Fremantle was further advanced to vice-admiral on 12 August 1819, but he died of an inflammation of the bowels after a two-day illness in Naples on 19 December. He was given a state funeral in the city with a cortege numbering some sixty carriages, and he was later buried in the Upper Barracca Gardens in Valetta, Malta. His flagship returned to Portsmouth with Lady Fremantle and family in March 1820.
He married the heiress Elizabeth ‘Betsy’ Wynne, of Falkingham in Lincolnshire on 12 January 1797, who at the time of their meeting had been living in Italy for many years with her parents and four sisters. She was small and petite in stature if not character, and after living to a grand old age she died on 2 November 1857. They had six sons and four daughters, the eldest son of whom, Thomas, became a baronet in honour of his father’s services in 1821, being raised to the peerage as Lord Cottesloe in 1874 after political service. The second son, Sir Charles Howe Fremantle, was born on 1 June 1800, entered the navy in 1812, and was posted captain in 1826. He later served as an admiral in the Crimean war and as the commander-in-chief at Plymouth, and the port of Fremantle in Australia was named after him. The youngest son Stephen, born on 30 August 1810, entered the service in 1823 and was posted captain in 1842. Fremantle’s patron, the Duke of Buckingham, was a godfather to one son, as was Sir Hyde Parker to another son, and Fremantle showed much loyalty to this officer.

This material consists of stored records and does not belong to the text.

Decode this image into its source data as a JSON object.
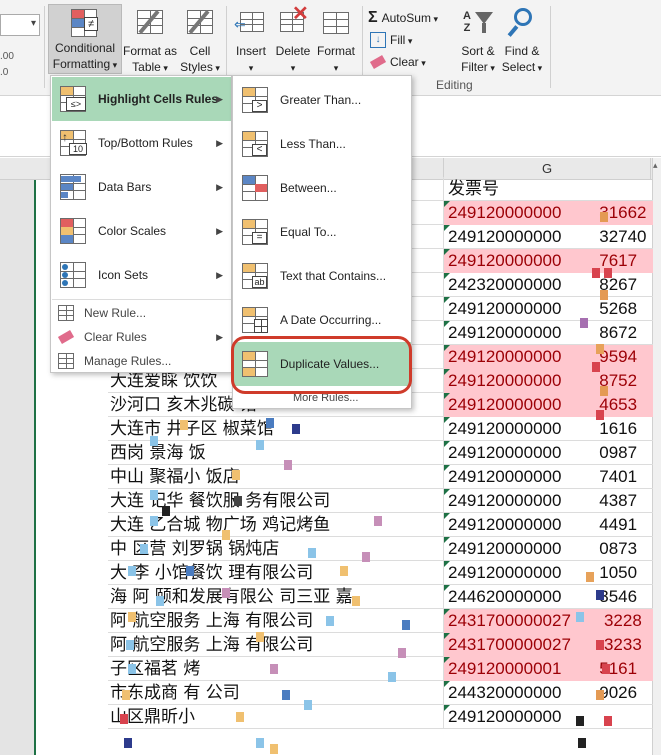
{
  "ribbon": {
    "conditional_formatting": "Conditional",
    "conditional_formatting_2": "Formatting",
    "format_as_table": "Format as",
    "format_as_table_2": "Table",
    "cell_styles": "Cell",
    "cell_styles_2": "Styles",
    "insert": "Insert",
    "delete": "Delete",
    "format": "Format",
    "autosum": "AutoSum",
    "fill": "Fill",
    "clear": "Clear",
    "sort_filter": "Sort &",
    "sort_filter_2": "Filter",
    "find_select": "Find &",
    "find_select_2": "Select",
    "group_editing": "Editing"
  },
  "sheet": {
    "column_g": "G",
    "rows": [
      {
        "f": "",
        "g": "发票号",
        "header": true
      },
      {
        "f": "",
        "g": "249120000000        31662",
        "dup": true
      },
      {
        "f": "",
        "g": "249120000000        32740",
        "dup": false
      },
      {
        "f": "",
        "g": "249120000000        7617",
        "dup": true
      },
      {
        "f": "",
        "g": "242320000000        8267",
        "dup": false
      },
      {
        "f": "",
        "g": "249120000000        5268",
        "dup": false
      },
      {
        "f": "",
        "g": "249120000000        8672",
        "dup": false
      },
      {
        "f": "",
        "g": "249120000000        9594",
        "dup": true
      },
      {
        "f": "大连爱睬 饮饮",
        "g": "249120000000        8752",
        "dup": true
      },
      {
        "f": "沙河口  亥木兆碳   馆",
        "g": "249120000000        4653",
        "dup": true
      },
      {
        "f": "大连市  井子区    椒菜馆",
        "g": "249120000000        1616",
        "dup": false
      },
      {
        "f": "西岗  景海  饭",
        "g": "249120000000        0987",
        "dup": false
      },
      {
        "f": "中山  聚福小  饭店",
        "g": "249120000000        7401",
        "dup": false
      },
      {
        "f": "大连  记华  餐饮服  务有限公司",
        "g": "249120000000        4387",
        "dup": false
      },
      {
        "f": "大连  乙合城  物广场  鸡记烤鱼",
        "g": "249120000000        4491",
        "dup": false
      },
      {
        "f": "中  区营  刘罗锅  锅炖店",
        "g": "249120000000        0873",
        "dup": false
      },
      {
        "f": "大  李  小馆餐饮  理有限公司",
        "g": "249120000000        1050",
        "dup": false
      },
      {
        "f": "海  阿  颐和发展有限公  司三亚  嘉",
        "g": "244620000000        3546",
        "dup": false
      },
      {
        "f": "阿  航空服务  上海  有限公司",
        "g": "2431700000027       3228",
        "dup": true
      },
      {
        "f": "阿  航空服务  上海  有限公司",
        "g": "2431700000027       3233",
        "dup": true
      },
      {
        "f": "  子区福茗  烤",
        "g": "249120000001        5161",
        "dup": true
      },
      {
        "f": "  市东成商  有  公司",
        "g": "244320000000        9026",
        "dup": false
      },
      {
        "f": "  山区鼎昕小",
        "g": "249120000000",
        "dup": false
      }
    ]
  },
  "menu_main": {
    "highlight": "Highlight Cells Rules",
    "topbottom": "Top/Bottom Rules",
    "databars": "Data Bars",
    "colorscales": "Color Scales",
    "iconsets": "Icon Sets",
    "new_rule": "New Rule...",
    "clear_rules": "Clear Rules",
    "manage_rules": "Manage Rules..."
  },
  "menu_sub": {
    "greater": "Greater Than...",
    "less": "Less Than...",
    "between": "Between...",
    "equal": "Equal To...",
    "text_contains": "Text that Contains...",
    "date_occurring": "A Date Occurring...",
    "duplicate": "Duplicate Values...",
    "more_rules": "More Rules..."
  },
  "colors": {
    "duplicate_fill": "#ffc7ce",
    "menu_highlight": "#a9d8b8",
    "callout": "#cf3b2a"
  }
}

His wife’s father was a close friend of Hon. George Grey, Admiral Earl of St. Vincent’s flag captain
Fremantle was stocky with a round face and fiery dark eyes. In his younger days he possessed a lively and charming character, but with age came intolerance and a short temper, together with a tendency not to suffer fools gladly, although conversely he could not tolerate Vice-Admiral Lord Collingwood’s apparent severity and reserve. He was popular and a good officer, and was determined and aggressive in pursuing his duty. His ships were renowned for their expertise in gunnery and he had the reputation of being an innovative and keen disciplinarian. He was nevertheless devoted to his children and wept openly when having to leave them to return to sea. A devotee to red wine, he also cared greatly for a Spanish pug dog, Nympha, which came into his possession during the Battle of Trafalgar. He did not speak in Parliament, and in contemporary publications his name was often spelt ‘Freemantle’.